's arresting images play with tropes of nostalgia and hope while defying a century of photographic stereotypes of Ethiopia; filmmaker
offers an intimate, raw look at street life on a Harlem corner;
(cover artist) takes performances of black burden and respectability to the breaking point for his body, and his audience; and the late
's stark, life-sized portraits both illustrate the rich cultural diversity of Morocco and aim to de-exoticize her subjects.
Also, two pillars of the African literary tradition weigh in on "the language question."
Ngugi wa Thiong'o
decries the "literary identity theft" of Europhone African literature, while
(in a previously unpublished, typewritten essay) explains that his ideas are
and "African in conception," though he writes in English. Plus, news from the
Foundation! All contributors in this issue nimbly navigate what philosopher
calls "a geography of circulation and mobility" in his explication of what it is to be Afropolitan.

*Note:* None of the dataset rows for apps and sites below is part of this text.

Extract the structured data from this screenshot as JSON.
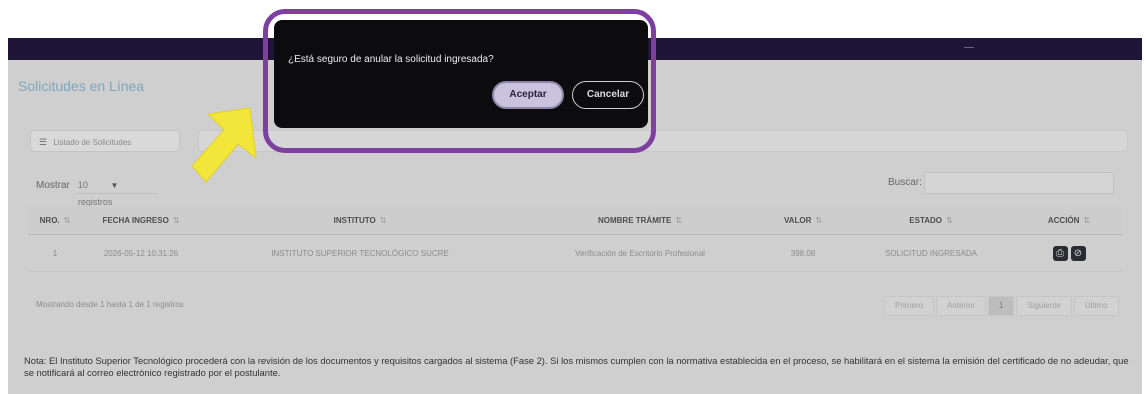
{
  "page": {
    "title": "Solicitudes en Línea",
    "topbar_right": "—",
    "filter_icon": "list-icon",
    "filter_label": "Listado de Solicitudes"
  },
  "table_controls": {
    "show_label": "Mostrar",
    "page_size": "10",
    "records_label": "registros",
    "search_label": "Buscar:",
    "search_value": ""
  },
  "table": {
    "headers": [
      "NRO.",
      "FECHA INGRESO",
      "INSTITUTO",
      "NOMBRE TRÁMITE",
      "VALOR",
      "ESTADO",
      "ACCIÓN"
    ],
    "rows": [
      {
        "nro": "1",
        "fecha": "2026-05-12 10:31:26",
        "instituto": "INSTITUTO SUPERIOR TECNOLÓGICO SUCRE",
        "tramite": "Verificación de Escritorio Profesional",
        "valor": "398.08",
        "estado": "SOLICITUD INGRESADA",
        "actions": [
          "printer-icon",
          "cancel-circle-icon"
        ]
      }
    ]
  },
  "footer": {
    "info": "Mostrando desde 1 hasta 1 de 1 registros",
    "pager": [
      "Primero",
      "Anterior",
      "1",
      "Siguiente",
      "Último"
    ],
    "current_page": "1"
  },
  "note": "Nota: El Instituto Superior Tecnológico procederá con la revisión de los documentos y requisitos cargados al sistema (Fase 2). Si los mismos cumplen con la normativa establecida en el proceso, se habilitará en el sistema la emisión del certificado de no adeudar, que se notificará al correo electrónico registrado por el postulante.",
  "dialog": {
    "message": "¿Está seguro de anular la solicitud ingresada?",
    "accept_label": "Aceptar",
    "cancel_label": "Cancelar"
  },
  "annotation": {
    "highlight_color": "#7d3fa0",
    "arrow_color": "#f3e63a"
  }
}
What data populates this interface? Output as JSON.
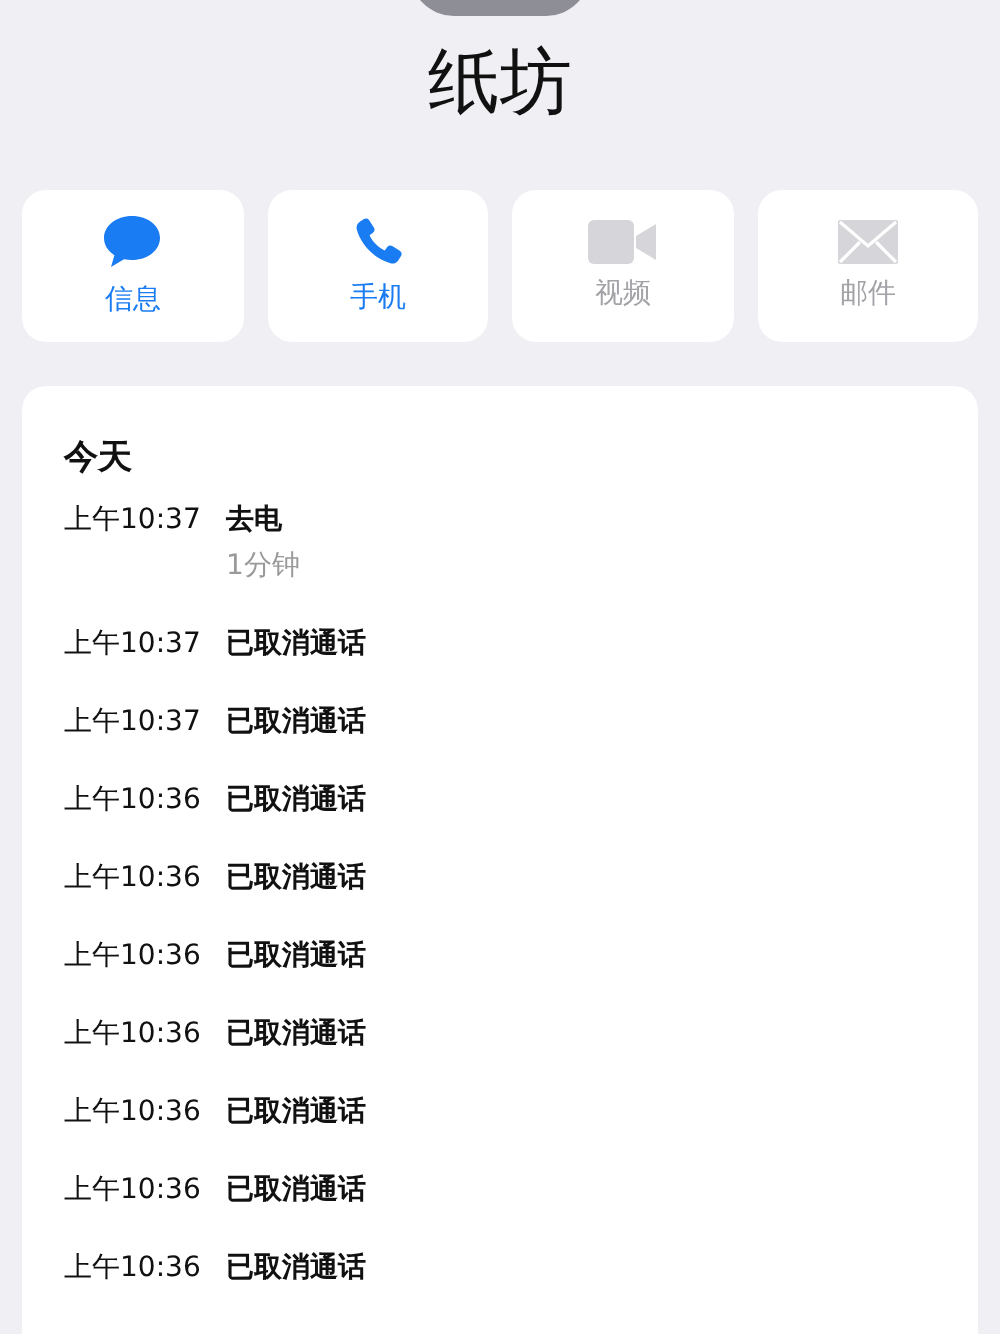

With fiction by
Regina N. Bradley
; poetry by
David Ishaya Osu
Read the issue on JSTOR,
Order from IUP!
120 Featured Article
Camera Ministry free access!
||Click to view Issue 120 Artists
In a post-screening talkback, filmmaker
about his depiction of life on a Harlem street corner in the film "Field Niggas," and about responses to his work from his subjects, and the public.
"When I shoot, I never use a flash and often times I have to tell people like, yo, walk with me down to the light. Walk with me into the light, into the storefront. But I remember driving home one night. I was like, yo, how many people did I tell to walk with me into the light tonight? Like it sound like something Christ would say to someone. You know what I mean? So then I was like, yo, this is camera ministry."
- Khalik Allah
Read Camera Ministry
Letters & Opinions
Since its launch in 1961,
has been a vibrant, international forum for the exchange of ideas and our Letters to the Editor section featured some of the most impassioned and memorable expressions the journal had to offer. While the Letters section was dropped from the journal's lineup many years ago, we are pleased to revive this forum and welcome letters for publication. Letters and Opinions up to 1000 words in length can be sent submitted to
for consideration, with the subject line Letter to the Editor.